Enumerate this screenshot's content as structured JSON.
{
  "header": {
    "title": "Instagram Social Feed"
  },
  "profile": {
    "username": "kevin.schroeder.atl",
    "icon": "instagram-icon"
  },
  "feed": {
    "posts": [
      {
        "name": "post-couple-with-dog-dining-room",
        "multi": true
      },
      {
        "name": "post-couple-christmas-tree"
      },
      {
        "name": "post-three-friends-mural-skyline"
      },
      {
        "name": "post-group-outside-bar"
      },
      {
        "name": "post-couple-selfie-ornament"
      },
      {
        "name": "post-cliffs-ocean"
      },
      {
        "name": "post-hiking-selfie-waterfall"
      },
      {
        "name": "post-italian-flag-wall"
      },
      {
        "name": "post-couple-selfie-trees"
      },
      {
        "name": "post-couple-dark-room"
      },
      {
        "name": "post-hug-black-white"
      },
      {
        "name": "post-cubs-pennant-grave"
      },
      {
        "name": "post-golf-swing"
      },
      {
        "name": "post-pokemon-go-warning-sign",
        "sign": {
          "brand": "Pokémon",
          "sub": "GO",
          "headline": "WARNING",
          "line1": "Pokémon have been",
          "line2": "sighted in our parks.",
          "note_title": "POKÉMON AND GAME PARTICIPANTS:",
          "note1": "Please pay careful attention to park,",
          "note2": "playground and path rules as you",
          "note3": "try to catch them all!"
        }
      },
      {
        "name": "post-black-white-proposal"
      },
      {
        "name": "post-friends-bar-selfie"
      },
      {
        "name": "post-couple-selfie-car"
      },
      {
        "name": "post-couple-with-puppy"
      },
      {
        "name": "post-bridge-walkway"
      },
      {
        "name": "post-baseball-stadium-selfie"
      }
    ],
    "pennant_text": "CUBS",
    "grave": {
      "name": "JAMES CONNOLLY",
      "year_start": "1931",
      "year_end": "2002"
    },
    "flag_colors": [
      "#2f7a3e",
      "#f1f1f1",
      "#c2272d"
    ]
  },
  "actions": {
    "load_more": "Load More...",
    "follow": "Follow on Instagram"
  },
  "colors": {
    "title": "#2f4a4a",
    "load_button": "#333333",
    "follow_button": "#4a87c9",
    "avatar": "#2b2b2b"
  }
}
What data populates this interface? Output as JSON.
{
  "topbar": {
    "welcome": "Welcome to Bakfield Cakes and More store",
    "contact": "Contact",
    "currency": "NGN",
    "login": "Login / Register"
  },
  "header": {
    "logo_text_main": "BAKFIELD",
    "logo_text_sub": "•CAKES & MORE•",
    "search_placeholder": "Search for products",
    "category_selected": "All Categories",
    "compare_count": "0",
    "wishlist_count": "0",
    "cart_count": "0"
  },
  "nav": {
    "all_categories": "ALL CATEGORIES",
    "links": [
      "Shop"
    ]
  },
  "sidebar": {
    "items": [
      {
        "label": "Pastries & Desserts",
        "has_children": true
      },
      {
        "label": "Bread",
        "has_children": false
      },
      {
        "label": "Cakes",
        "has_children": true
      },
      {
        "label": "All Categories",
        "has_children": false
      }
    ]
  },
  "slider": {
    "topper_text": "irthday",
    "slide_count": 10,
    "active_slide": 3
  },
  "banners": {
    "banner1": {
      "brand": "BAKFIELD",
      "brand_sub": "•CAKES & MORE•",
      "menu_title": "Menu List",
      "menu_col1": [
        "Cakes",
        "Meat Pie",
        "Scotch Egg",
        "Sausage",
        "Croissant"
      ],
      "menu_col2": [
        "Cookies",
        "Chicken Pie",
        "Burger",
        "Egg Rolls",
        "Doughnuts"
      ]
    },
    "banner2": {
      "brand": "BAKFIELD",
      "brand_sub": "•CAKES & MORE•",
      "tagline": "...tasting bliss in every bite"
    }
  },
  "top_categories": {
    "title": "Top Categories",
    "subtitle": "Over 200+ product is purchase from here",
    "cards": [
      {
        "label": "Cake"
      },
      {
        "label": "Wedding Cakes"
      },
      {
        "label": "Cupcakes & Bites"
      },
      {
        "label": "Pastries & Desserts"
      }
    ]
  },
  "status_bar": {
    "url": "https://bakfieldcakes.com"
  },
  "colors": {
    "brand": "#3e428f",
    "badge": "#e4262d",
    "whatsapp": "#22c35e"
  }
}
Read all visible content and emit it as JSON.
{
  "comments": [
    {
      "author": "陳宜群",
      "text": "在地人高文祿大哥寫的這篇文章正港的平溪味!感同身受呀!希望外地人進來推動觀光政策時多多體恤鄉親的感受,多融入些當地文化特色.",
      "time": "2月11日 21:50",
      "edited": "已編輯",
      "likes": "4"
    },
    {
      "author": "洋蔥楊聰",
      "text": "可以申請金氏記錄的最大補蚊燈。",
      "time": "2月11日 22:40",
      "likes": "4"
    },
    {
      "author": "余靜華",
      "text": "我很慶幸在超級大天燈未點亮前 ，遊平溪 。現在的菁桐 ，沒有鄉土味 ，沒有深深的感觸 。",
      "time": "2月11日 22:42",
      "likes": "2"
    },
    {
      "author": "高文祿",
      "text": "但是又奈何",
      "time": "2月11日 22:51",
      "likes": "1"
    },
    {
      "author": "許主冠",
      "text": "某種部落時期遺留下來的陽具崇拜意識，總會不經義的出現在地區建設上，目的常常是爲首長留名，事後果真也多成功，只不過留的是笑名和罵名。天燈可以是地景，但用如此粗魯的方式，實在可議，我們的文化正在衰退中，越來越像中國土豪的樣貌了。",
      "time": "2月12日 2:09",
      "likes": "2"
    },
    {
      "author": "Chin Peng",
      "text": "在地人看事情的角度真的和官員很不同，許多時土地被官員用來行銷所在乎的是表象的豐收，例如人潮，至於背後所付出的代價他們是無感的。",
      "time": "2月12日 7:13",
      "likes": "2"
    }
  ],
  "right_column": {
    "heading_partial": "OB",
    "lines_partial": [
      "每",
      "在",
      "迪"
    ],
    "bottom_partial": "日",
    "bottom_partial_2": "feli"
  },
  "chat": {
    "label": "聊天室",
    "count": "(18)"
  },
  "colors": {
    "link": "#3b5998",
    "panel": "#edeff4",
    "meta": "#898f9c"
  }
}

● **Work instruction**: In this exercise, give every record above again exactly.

● **The answer**:
Enumerate this screenshot's content as structured JSON.
{
  "header": {
    "title": "Instagram Social Feed"
  },
  "profile": {
    "username": "kevin.schroeder.atl",
    "icon": "instagram-icon"
  },
  "feed": {
    "posts": [
      {
        "name": "post-couple-with-dog-dining-room",
        "multi": true
      },
      {
        "name": "post-couple-christmas-tree"
      },
      {
        "name": "post-three-friends-mural-skyline"
      },
      {
        "name": "post-group-outside-bar"
      },
      {
        "name": "post-couple-selfie-ornament"
      },
      {
        "name": "post-cliffs-ocean"
      },
      {
        "name": "post-hiking-selfie-waterfall"
      },
      {
        "name": "post-italian-flag-wall"
      },
      {
        "name": "post-couple-selfie-trees"
      },
      {
        "name": "post-couple-dark-room"
      },
      {
        "name": "post-hug-black-white"
      },
      {
        "name": "post-cubs-pennant-grave"
      },
      {
        "name": "post-golf-swing"
      },
      {
        "name": "post-pokemon-go-warning-sign",
        "sign": {
          "brand": "Pokémon",
          "sub": "GO",
          "headline": "WARNING",
          "line1": "Pokémon have been",
          "line2": "sighted in our parks.",
          "note_title": "POKÉMON AND GAME PARTICIPANTS:",
          "note1": "Please pay careful attention to park,",
          "note2": "playground and path rules as you",
          "note3": "try to catch them all!"
        }
      },
      {
        "name": "post-black-white-proposal"
      },
      {
        "name": "post-friends-bar-selfie"
      },
      {
        "name": "post-couple-selfie-car"
      },
      {
        "name": "post-couple-with-puppy"
      },
      {
        "name": "post-bridge-walkway"
      },
      {
        "name": "post-baseball-stadium-selfie"
      }
    ],
    "pennant_text": "CUBS",
    "grave": {
      "name": "JAMES CONNOLLY",
      "year_start": "1931",
      "year_end": "2002"
    },
    "flag_colors": [
      "#2f7a3e",
      "#f1f1f1",
      "#c2272d"
    ]
  },
  "actions": {
    "load_more": "Load More...",
    "follow": "Follow on Instagram"
  },
  "colors": {
    "title": "#2f4a4a",
    "load_button": "#333333",
    "follow_button": "#4a87c9",
    "avatar": "#2b2b2b"
  }
}
What data populates this interface? Output as JSON.
{
  "topbar": {
    "welcome": "Welcome to Bakfield Cakes and More store",
    "contact": "Contact",
    "currency": "NGN",
    "login": "Login / Register"
  },
  "header": {
    "logo_text_main": "BAKFIELD",
    "logo_text_sub": "•CAKES & MORE•",
    "search_placeholder": "Search for products",
    "category_selected": "All Categories",
    "compare_count": "0",
    "wishlist_count": "0",
    "cart_count": "0"
  },
  "nav": {
    "all_categories": "ALL CATEGORIES",
    "links": [
      "Shop"
    ]
  },
  "sidebar": {
    "items": [
      {
        "label": "Pastries & Desserts",
        "has_children": true
      },
      {
        "label": "Bread",
        "has_children": false
      },
      {
        "label": "Cakes",
        "has_children": true
      },
      {
        "label": "All Categories",
        "has_children": false
      }
    ]
  },
  "slider": {
    "topper_text": "irthday",
    "slide_count": 10,
    "active_slide": 3
  },
  "banners": {
    "banner1": {
      "brand": "BAKFIELD",
      "brand_sub": "•CAKES & MORE•",
      "menu_title": "Menu List",
      "menu_col1": [
        "Cakes",
        "Meat Pie",
        "Scotch Egg",
        "Sausage",
        "Croissant"
      ],
      "menu_col2": [
        "Cookies",
        "Chicken Pie",
        "Burger",
        "Egg Rolls",
        "Doughnuts"
      ]
    },
    "banner2": {
      "brand": "BAKFIELD",
      "brand_sub": "•CAKES & MORE•",
      "tagline": "...tasting bliss in every bite"
    }
  },
  "top_categories": {
    "title": "Top Categories",
    "subtitle": "Over 200+ product is purchase from here",
    "cards": [
      {
        "label": "Cake"
      },
      {
        "label": "Wedding Cakes"
      },
      {
        "label": "Cupcakes & Bites"
      },
      {
        "label": "Pastries & Desserts"
      }
    ]
  },
  "status_bar": {
    "url": "https://bakfieldcakes.com"
  },
  "colors": {
    "brand": "#3e428f",
    "badge": "#e4262d",
    "whatsapp": "#22c35e"
  }
}
Read all visible content and emit it as JSON.
{
  "comments": [
    {
      "author": "陳宜群",
      "text": "在地人高文祿大哥寫的這篇文章正港的平溪味!感同身受呀!希望外地人進來推動觀光政策時多多體恤鄉親的感受,多融入些當地文化特色.",
      "time": "2月11日 21:50",
      "edited": "已編輯",
      "likes": "4"
    },
    {
      "author": "洋蔥楊聰",
      "text": "可以申請金氏記錄的最大補蚊燈。",
      "time": "2月11日 22:40",
      "likes": "4"
    },
    {
      "author": "余靜華",
      "text": "我很慶幸在超級大天燈未點亮前 ，遊平溪 。現在的菁桐 ，沒有鄉土味 ，沒有深深的感觸 。",
      "time": "2月11日 22:42",
      "likes": "2"
    },
    {
      "author": "高文祿",
      "text": "但是又奈何",
      "time": "2月11日 22:51",
      "likes": "1"
    },
    {
      "author": "許主冠",
      "text": "某種部落時期遺留下來的陽具崇拜意識，總會不經義的出現在地區建設上，目的常常是爲首長留名，事後果真也多成功，只不過留的是笑名和罵名。天燈可以是地景，但用如此粗魯的方式，實在可議，我們的文化正在衰退中，越來越像中國土豪的樣貌了。",
      "time": "2月12日 2:09",
      "likes": "2"
    },
    {
      "author": "Chin Peng",
      "text": "在地人看事情的角度真的和官員很不同，許多時土地被官員用來行銷所在乎的是表象的豐收，例如人潮，至於背後所付出的代價他們是無感的。",
      "time": "2月12日 7:13",
      "likes": "2"
    }
  ],
  "right_column": {
    "heading_partial": "OB",
    "lines_partial": [
      "每",
      "在",
      "迪"
    ],
    "bottom_partial": "日",
    "bottom_partial_2": "feli"
  },
  "chat": {
    "label": "聊天室",
    "count": "(18)"
  },
  "colors": {
    "link": "#3b5998",
    "panel": "#edeff4",
    "meta": "#898f9c"
  }
}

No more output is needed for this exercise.